Wimbledon became the first tennis tournament to ban Russian and Belarusian players in response to Russia’s invasion of Ukraine, a move immediately criticized by the world governing body for men’s professional tennis as unfair.
The ban means Russia’s Daniil Medvedev, currently ranked second in the world, and Andrey Rublev, ranked eighth, cannot compete in the Grand Slam tournament. In the women’s draw, two-time Grand Slam winner Victoria Azarenka, ranked 18th in the world, and Aryna Sabalenka, ranked fourth, are banned from playing.

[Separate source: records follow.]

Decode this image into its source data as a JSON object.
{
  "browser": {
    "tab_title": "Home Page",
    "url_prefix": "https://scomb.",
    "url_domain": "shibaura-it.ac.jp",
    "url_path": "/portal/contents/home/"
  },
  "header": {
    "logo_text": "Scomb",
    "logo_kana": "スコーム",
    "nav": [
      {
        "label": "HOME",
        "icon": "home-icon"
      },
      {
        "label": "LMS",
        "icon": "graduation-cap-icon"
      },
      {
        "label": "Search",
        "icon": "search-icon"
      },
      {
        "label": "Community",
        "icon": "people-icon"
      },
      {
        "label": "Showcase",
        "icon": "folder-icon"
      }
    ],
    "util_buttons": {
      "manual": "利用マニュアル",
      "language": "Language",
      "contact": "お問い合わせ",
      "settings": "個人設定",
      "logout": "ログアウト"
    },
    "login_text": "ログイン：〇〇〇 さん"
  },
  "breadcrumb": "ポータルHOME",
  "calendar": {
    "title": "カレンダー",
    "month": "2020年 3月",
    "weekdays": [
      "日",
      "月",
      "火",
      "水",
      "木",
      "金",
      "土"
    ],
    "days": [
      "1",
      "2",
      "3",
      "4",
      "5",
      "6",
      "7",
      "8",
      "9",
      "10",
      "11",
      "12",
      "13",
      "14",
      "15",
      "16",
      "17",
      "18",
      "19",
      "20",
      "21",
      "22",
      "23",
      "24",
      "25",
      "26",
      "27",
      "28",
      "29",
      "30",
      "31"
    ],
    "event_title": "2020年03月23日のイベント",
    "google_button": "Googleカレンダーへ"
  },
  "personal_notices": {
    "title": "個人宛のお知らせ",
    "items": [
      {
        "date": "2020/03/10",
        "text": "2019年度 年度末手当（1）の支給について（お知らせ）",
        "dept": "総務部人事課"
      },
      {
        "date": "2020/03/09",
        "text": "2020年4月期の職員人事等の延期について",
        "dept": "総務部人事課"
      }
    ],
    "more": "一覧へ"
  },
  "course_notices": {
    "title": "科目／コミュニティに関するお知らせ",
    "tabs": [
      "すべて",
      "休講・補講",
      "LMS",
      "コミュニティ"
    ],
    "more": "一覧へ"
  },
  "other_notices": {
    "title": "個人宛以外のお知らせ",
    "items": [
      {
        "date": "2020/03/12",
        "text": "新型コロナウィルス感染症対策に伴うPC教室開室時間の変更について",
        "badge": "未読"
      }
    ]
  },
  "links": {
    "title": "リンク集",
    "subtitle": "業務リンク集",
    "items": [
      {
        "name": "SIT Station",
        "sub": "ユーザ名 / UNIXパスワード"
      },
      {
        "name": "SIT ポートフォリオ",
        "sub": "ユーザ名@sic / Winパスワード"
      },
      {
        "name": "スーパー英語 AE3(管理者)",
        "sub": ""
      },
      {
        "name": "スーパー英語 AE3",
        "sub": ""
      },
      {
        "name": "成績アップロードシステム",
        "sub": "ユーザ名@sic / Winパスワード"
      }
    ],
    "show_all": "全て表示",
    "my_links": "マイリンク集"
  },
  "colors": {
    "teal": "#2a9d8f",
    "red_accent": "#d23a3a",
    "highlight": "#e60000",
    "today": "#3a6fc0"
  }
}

Both are from Belarus, which aided Russia in its attack on Ukraine.
The All England Lawn Tennis Club (AELTC), which manages Wimbledon, announced the decision on April 20, confirming previous media reports.
“In the circumstances of such an unjustified and unprecedented military aggression, it would be unacceptable for the Russian regime to derive any benefit from the involvement of Russian or Belarusian actors,” he added. a statement from the AELTC said. “We therefore intend, with deep regret, to refuse registrations of Russian and Belarusian players at Wimbledon.”
The ban also applies to other UK grass-court tournaments due to take place before Wimbledon.
The Association of Tennis Professionals (ATP), the world governing body for men’s tennis, called the ban discriminatory and said it set a bad precedent.
“We believe that today’s unilateral decision by Wimbledon and the [AELTC] Excluding players from Russia and Belarus from this year’s British grass swing is unfair and has the potential to set a damaging precedent for the game,” the ATP said. statement mentioned.
“Discrimination based on nationality is also a breach of our agreement with Wimbledon which stipulates that player entry is based solely on ATP rankings,” the organization said.
Ian Hewitt, president of the AELTC, said in the statement that the tournament recognizes that the ban will be harsh on the players affected.
“It is with sadness that they will suffer from the actions of the leaders of the Russian regime,” he said in the AELTC statement.
But he said that given the high profile of the tournament, the importance of not allowing the sport to be used to promote the Russian regime and the concerns for public and player safety, “we don’t think it is viable to proceed on another basis at the Championships.”
The statement said that if circumstances change materially by June, the AELTC will “review and react accordingly”.
Earlier on April 20, The Times newspaper and sports industry website Sportico quoted sources as saying the AELTC was in talks with the UK government over the participation of players from both countries.
The tournament is scheduled to start on June 27 and end with the men’s singles final on July 10.
Russian and Belarusian players have been allowed to continue competing in ATP and WTA events under a neutral flag since Russia invaded Ukraine on February 24. Russia and Belarus had previously been barred from participating in the Davis Cup and Billie Jean King Cup team events.
Kremlin spokesman Dmitry Peskov called the decision unacceptable.
“Considering that Russia is a very strong tennis country,” he said, “our athletes are at the top of the world rankings, the competition itself will suffer from their withdrawal.”
Ukrainian players Elina Svitolina, Marta Kostyuk and Serhiy Stakhovsky demanded in a joint statement that Russian and Belarusian athletes be banned from competing in any international event.
“In times of crisis, silence means being okay with what is happening. We noticed that some Russian and Belarusian players at one point vaguely mentioned the war, but never clearly stated that Russia and Belarus Belarus started it on the territory of Ukraine,” the players said. . “The silence of even those who choose to remain so at this time is unbearable as it leads to continued killings in our homeland.”
Russian and Belarusian players can still participate in the French Open, which starts in May. The United States Tennis Association said it has not yet made a decision on whether Russian and Belarusian players will participate in this year’s US Open, which begins August 29.
Russia’s invasion of Ukraine has led to multiple decisions in international sport to exclude Russian teams or cancel events scheduled in Russia. One of the most significant was the ban imposed by FIFA, world football’s governing body, excluding him from international football events, including those associated with this year’s World Cup.
The Court of Arbitration for Sport last month rejected Russia’s appeal against FIFA’s ban.